Our youngest students will be immersed in the basics of Jewish knowledge. This Judaism 101a for Kids introduces them to the fundamentals of Jewish learning: Torah, celebrations, ethics and symbols. In the Torah unit we hear the stories of Joseph through the Exodus from Egypt and the entry into Canaan. Each week the children will add to their ever-expanding Wall Torah and will discuss the themes of the stories as they relate to their everyday life. We will use the Torah stories as the vehicle for introducing the mitzvot that guide our conduct. As each holiday approaches, the children will learn the story, vocabulary and rituals related to the holiday and complete a variety of projects designed to reinforce their learning. Along with a little basic Hebrew vocabulary, we will also be introducing them to the symbols that have been hallmarks of Jewish identity through the generations.
This year our second and third graders explore identity through the image of our Jewish homes. Their study will take them through a “tour” of the rooms of a Jewish house, searching for Jewish objects, understanding the role of heritage and memory, learning about Jewish practices, and expanding their understanding of core Jewish values. Once we finish our unit on the home and the family, we will turn to our larger Jewish home: the synagogue and its members. We will learn about the parts of a sanctuary, the Torah and its ornaments, the roles of those who work for and in the synagogue and the activities the synagogue houses to provide for its members and to contribute to the betterment of the world. In addition, our students will be learning Hebrew vocabulary related to their studies (did you know that the Hebrew word for “fish” sounds exactly like our English word “dog”?), and will be working on recognizing the letters of the Hebrew alphabet.
Torah scholars in the making—that’s what our fourth and fifth graders are this year. As younger students, they heard versions of the Torah stories; this year they not only study the actual Torah text, they learn how to study a Torah text. Our students will learn how to look for repetition of language, alliteration, and decode structure as they learn the traditional Jewish methods of interpretation. We will be encouraging them to wrestle with the meaning and real-life application of the text by studying ancient and contemporary commentary and by developing their own skills as Torah commentators. Just as this year’s Torah study builds upon and deepens a more sophisticated understanding of the familiar Torah stories, this year we build upon their prior knowledge of the holidays. We will be studying several of the holidays in depth to learn about their roots, their significance, and their theological and ethical underpinning.
Our sixth graders are approaching their bar and bat mitzvah year, and what better time to study the Judaism’s celebration of the life cycle? We start with the Jewish rituals for welcoming a new life through both birth and adoption and get a parents-eyed view of what it’s really like to be responsible for this new and utterly unique person. We do an in-depth cross-cultural study of rites of passage into adulthood, exploring the themes of rights and responsibility, and the history, rituals and significance of becoming a bar/bat mitzvah. Then it’s on to establishing a Jewish home—what makes a home Jewish—objects, rituals, values? We continue with marriage and talk about not only the transformation of the wedding rituals from a man’s purchase of a woman from her father to a ritual of sanctification, but also what makes the marriage relationship sacred. After a brief look at both conversion and divorce, we finish with the difficult topics of death, burial and mourning in which we learn Jewish beliefs about the afterlife as well as how we care for the dead and for the bereaved.

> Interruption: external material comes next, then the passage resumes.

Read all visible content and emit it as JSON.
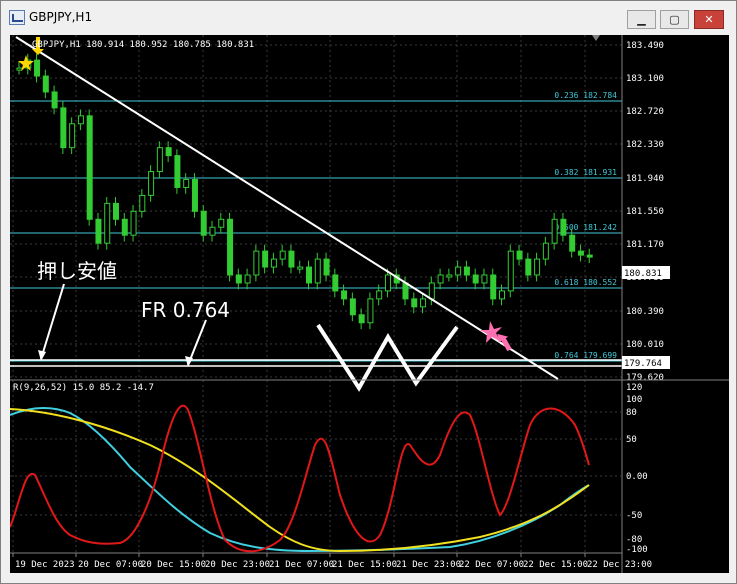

By the time our students reach this point in their Jewish education they are ready for something completely different. This year they are using a program, based on the Storyline method, which comes out of the national education system of Scotland. Rather than presenting to students the information they are to master, they are presented with key questions that prompt them to create their version of a familiar world with the characters, the setting, and the plot of a content-based narrative that develops in response to their decisions. Storyline is not a simulation game. It is an entry into an entire world of their own creation in which they must plan, prioritize, negotiate, construct, make tough decisions, face moral issues, and garner information to make intelligent decisions for the world they are creating in the classroom. While Storyline was developed for use in secular academic settings with specific skill mastery goals, it promises to be ideal in our synagogue setting. (And we may be the first synagogue ever to use this method!) In the course of the year’s activities our students will be studying the history of the synagogue, the role of leadership, the significance of symbol, and Jewish values and ethics. Along the way, they will test their strengths, enhance their teamwork, and learn to value each other’s contributions.